The headquarters of NATO, based in Brussels, Belgium, was established as a system of collective defense, as its member states agreed to mutual defense in response to attack by external forces, especially that of the Soviet Union during the Cold War. However, NATO also recognises countries which have adopted a policy of neutrality, such as Sweden
The Treaty of Brussels, signed on March 17, 1949 by France, Luxembourg, Belgium, the UK and the Netherlands, is considered to be the precursor of the NATO agreement. This treaty established a military alliance which later became the Western European Union. During this period, American participation and support was also considered in order to counter the military power of the Soviet Union, which in turn led to the North Atlantic Treaty. The last treaty was signed on April 4, 1949 in Washington D.C. by the five countries of the Treaty of Brussels, along with the U.S., Canada, Portugal, Denmark, Norway, Italy and Iceland. Three years later Greece and Turkey also joined.

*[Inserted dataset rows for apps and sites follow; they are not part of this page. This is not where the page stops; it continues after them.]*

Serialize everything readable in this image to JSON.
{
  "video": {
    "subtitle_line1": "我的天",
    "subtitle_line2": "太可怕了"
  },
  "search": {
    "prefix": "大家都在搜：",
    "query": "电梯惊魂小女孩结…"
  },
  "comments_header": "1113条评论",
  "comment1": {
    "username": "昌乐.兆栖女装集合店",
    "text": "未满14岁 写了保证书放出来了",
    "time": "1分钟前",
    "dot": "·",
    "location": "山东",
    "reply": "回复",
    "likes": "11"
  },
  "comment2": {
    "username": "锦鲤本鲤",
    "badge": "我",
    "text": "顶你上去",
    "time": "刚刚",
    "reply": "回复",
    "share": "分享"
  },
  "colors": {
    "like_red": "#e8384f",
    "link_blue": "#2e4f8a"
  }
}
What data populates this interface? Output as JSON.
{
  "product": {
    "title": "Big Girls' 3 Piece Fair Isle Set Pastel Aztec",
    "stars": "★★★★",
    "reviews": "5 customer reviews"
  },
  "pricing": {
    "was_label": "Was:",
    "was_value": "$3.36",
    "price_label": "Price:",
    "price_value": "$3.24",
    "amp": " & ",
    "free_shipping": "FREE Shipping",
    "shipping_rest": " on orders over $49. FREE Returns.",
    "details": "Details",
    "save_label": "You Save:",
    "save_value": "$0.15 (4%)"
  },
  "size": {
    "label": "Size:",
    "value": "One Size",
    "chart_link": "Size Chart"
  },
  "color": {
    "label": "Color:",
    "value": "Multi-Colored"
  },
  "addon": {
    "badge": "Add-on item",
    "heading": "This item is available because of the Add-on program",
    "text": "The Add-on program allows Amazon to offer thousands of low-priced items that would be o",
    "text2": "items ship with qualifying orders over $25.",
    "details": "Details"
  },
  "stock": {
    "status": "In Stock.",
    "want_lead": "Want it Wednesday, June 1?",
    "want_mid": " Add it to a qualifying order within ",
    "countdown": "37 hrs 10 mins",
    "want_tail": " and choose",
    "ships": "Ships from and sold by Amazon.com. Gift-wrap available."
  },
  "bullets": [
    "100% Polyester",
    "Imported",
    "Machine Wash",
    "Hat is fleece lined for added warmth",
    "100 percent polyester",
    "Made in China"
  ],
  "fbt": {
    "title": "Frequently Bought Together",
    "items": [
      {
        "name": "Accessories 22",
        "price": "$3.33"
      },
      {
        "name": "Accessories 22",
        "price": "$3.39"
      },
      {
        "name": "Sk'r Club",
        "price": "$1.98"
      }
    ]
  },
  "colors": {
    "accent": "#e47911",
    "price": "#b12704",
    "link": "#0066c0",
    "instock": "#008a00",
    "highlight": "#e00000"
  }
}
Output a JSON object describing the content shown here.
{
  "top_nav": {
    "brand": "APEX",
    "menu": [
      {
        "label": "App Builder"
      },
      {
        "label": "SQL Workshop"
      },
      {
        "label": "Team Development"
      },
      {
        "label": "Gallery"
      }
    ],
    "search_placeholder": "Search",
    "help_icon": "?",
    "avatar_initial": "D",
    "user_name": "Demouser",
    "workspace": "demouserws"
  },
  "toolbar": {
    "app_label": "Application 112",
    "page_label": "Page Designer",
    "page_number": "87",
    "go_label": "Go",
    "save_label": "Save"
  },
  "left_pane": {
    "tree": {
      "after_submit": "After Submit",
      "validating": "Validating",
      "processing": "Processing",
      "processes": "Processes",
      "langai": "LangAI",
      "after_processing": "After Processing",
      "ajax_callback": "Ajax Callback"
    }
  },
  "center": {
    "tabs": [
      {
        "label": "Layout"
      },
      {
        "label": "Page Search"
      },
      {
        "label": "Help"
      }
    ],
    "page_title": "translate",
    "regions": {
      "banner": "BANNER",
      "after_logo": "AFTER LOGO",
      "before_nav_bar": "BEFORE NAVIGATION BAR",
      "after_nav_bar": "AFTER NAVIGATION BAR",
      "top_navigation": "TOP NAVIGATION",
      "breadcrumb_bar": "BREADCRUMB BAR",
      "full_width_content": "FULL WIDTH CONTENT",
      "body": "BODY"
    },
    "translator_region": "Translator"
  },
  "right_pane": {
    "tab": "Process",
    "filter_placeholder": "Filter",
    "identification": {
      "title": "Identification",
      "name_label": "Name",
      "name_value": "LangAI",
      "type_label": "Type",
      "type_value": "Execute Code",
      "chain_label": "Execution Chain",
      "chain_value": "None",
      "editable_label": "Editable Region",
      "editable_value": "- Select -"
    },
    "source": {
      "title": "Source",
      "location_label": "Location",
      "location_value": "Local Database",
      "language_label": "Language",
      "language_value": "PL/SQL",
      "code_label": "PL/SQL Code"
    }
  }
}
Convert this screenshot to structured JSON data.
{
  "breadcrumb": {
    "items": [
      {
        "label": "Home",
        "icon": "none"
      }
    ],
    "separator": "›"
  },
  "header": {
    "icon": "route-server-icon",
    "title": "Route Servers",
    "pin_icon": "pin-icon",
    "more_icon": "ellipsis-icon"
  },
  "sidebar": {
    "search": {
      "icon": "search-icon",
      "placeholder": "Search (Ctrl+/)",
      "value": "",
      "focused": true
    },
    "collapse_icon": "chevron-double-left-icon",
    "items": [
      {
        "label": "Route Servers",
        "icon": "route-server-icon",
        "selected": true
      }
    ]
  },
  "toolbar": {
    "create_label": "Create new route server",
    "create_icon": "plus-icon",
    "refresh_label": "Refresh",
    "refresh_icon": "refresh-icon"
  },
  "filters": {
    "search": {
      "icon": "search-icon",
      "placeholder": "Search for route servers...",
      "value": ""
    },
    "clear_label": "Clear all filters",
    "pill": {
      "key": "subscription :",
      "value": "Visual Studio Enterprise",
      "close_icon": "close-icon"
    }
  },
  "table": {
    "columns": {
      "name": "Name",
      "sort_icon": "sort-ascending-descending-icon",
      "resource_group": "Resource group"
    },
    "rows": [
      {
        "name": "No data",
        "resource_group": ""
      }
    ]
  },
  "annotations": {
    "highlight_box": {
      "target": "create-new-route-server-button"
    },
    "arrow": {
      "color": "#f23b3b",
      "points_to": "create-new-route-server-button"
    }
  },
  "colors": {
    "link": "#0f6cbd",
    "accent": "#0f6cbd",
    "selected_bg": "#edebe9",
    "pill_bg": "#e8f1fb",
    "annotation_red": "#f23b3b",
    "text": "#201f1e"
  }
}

On May 30, 1978, the NATO countries officially defined two aims of the Alliance, which included the maintaining of security and the pursuance of détente
(French term for relaxing or easing, used in international politics since the early 1970s). NATO and the Warsaw Pact had reasons to seek relaxation in times of tension with the Soviet Union and the Cold War. The end of the Cold War, along with the dissolution of the Warsaw Pact, removed the main adversary of the Alliance, which resulted in a strategic re-evaluation of NATO’s purpose and tasks, with its gradual expansion to Eastern Europe, and an extension of its activities to areas not formerly NATO concerns. The first post-Cold War expansion came when former East Germany became part of the Federal Republic of Germany and of NATO on October 3, 1990.
In February 1994, the Alliance undertook its first military challenge by shooting down four Bosnian Serb aircrafts which violated a UN-mandated, no-fly zone over Bosnia and Herzegovina. The said no-fly zone was set up the previous year and was to continue until December 1995. NATO air strikes helped bring the Bosnian war to an end. Between 1994 and 1997, various forums concerning regional cooperation between NATO and its neighbors were established. On July 8, 1997, the ex-communist countries Hungary, Poland and the Czech Republic received an invitation to join NATO, which they accepted in 1999.
Expansion of NATO activities and its geographical reach grew further after the September 11, 2001 attacks by al-Qaeda, who crashed two commercial passenger U.S. into the World Trade Center in New York City. The collective security of NATO’s charter was again invoked, which specified that any attack on a NATO member would be considered as an attack against the entire Alliance. Eight official actions were taken by NATO in response to the attacks.